Task to carry out:
Report the tally of lines featuring the word "this" in the entries below, without anything else.

Supplied material:
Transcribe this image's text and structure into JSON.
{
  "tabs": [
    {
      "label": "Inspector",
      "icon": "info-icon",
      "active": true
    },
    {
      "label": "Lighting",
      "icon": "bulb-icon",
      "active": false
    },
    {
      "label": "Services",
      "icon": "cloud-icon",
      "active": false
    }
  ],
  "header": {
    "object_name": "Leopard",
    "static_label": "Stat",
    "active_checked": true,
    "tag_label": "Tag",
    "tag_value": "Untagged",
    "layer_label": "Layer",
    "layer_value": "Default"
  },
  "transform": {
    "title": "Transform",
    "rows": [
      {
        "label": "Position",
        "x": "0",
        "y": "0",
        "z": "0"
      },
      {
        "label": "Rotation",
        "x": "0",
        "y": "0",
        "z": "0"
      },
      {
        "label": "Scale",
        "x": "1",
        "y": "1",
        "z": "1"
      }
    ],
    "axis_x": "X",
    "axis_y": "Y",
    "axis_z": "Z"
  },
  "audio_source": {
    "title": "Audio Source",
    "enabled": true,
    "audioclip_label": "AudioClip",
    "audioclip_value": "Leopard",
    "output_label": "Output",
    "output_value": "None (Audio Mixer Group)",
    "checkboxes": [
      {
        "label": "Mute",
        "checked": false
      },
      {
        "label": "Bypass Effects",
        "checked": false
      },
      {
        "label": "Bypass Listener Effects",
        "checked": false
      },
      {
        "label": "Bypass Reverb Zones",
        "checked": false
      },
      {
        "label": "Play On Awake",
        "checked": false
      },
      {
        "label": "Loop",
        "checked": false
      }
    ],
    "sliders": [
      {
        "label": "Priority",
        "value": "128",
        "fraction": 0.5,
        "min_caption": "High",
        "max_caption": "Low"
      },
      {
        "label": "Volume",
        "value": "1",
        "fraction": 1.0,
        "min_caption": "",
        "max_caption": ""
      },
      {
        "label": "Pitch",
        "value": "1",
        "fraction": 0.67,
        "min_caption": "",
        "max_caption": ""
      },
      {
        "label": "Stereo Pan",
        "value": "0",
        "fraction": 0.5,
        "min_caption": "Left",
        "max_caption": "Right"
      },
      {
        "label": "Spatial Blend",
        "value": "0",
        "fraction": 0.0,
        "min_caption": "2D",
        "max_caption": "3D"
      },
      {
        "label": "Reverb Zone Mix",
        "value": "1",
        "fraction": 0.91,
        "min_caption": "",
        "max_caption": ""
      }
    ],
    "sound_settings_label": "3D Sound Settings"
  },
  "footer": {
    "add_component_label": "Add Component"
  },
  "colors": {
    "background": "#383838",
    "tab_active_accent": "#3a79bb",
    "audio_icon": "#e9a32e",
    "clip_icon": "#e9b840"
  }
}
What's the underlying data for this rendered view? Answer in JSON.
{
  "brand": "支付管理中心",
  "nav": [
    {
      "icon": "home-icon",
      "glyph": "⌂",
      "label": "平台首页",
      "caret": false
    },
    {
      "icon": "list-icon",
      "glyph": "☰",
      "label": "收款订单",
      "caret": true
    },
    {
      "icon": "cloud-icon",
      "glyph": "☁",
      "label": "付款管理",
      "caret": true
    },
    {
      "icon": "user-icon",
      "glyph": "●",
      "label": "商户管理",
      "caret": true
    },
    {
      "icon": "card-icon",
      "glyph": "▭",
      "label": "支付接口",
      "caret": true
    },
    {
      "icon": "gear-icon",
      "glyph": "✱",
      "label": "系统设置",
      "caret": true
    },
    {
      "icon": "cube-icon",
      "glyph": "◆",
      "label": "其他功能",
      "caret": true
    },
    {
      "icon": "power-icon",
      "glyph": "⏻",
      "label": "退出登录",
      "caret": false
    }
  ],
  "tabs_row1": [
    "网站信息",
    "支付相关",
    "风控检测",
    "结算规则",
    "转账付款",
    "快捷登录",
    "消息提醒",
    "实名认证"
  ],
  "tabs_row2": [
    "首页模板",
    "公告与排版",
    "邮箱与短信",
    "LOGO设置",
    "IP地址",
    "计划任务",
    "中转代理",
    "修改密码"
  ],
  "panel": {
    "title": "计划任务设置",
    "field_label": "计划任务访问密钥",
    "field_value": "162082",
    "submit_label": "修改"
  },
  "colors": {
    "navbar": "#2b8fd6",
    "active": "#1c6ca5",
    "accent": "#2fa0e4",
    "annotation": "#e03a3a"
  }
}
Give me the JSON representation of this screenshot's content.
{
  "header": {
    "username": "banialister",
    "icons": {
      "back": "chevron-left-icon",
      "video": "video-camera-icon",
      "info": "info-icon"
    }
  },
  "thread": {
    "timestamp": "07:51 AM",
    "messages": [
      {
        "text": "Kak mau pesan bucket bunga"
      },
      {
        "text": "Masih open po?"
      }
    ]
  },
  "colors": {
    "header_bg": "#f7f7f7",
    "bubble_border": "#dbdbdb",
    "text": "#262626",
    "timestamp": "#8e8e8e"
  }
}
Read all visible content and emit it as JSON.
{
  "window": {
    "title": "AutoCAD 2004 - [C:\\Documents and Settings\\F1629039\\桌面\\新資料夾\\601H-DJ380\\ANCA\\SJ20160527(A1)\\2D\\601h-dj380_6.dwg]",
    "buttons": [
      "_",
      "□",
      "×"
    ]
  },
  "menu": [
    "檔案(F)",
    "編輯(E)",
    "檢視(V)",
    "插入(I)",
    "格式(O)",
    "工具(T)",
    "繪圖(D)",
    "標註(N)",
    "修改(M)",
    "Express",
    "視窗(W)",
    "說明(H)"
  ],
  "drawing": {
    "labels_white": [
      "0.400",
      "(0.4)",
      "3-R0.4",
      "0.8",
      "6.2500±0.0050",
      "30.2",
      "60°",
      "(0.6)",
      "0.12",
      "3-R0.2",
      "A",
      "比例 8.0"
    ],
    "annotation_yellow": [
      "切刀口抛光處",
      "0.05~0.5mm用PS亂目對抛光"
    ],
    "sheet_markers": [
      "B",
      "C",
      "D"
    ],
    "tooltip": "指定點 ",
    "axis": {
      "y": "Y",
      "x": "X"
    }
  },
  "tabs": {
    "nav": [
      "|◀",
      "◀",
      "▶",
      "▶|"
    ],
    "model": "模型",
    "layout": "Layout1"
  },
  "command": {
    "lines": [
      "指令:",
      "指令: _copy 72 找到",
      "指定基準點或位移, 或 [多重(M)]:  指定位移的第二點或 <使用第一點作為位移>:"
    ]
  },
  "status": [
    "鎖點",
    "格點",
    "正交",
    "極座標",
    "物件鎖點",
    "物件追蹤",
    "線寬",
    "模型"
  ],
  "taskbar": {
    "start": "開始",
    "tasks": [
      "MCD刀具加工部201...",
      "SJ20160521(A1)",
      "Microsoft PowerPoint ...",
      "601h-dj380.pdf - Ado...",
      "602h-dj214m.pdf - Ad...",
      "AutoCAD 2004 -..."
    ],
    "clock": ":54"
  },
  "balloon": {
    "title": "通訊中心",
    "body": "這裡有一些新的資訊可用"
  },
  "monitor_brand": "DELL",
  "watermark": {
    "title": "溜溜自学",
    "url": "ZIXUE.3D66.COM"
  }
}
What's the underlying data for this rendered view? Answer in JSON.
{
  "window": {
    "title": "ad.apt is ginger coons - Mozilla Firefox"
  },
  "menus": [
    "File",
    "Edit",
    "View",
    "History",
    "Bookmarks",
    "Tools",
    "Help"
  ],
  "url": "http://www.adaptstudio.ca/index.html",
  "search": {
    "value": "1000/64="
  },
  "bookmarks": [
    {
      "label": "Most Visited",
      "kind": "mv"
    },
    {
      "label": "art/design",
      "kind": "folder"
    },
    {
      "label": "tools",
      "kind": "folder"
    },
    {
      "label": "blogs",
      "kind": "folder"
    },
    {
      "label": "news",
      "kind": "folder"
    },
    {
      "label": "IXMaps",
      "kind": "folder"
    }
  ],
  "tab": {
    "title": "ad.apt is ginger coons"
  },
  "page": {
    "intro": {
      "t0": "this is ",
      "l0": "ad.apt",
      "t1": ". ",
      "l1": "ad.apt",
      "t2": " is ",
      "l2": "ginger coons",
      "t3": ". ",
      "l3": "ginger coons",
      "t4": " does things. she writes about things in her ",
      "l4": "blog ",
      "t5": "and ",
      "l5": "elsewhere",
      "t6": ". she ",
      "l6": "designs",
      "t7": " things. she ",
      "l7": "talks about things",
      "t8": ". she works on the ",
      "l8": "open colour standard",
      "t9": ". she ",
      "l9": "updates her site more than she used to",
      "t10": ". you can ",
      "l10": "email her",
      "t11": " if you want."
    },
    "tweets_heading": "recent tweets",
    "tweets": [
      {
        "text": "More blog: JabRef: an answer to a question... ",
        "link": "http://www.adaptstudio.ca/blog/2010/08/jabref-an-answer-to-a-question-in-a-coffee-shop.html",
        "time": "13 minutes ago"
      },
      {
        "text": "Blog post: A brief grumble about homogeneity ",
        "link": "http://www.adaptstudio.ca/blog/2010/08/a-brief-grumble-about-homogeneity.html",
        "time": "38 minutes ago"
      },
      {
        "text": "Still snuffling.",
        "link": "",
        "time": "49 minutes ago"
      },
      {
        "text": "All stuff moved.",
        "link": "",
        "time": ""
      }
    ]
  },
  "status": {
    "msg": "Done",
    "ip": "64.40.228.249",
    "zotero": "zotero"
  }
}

The completed task:
5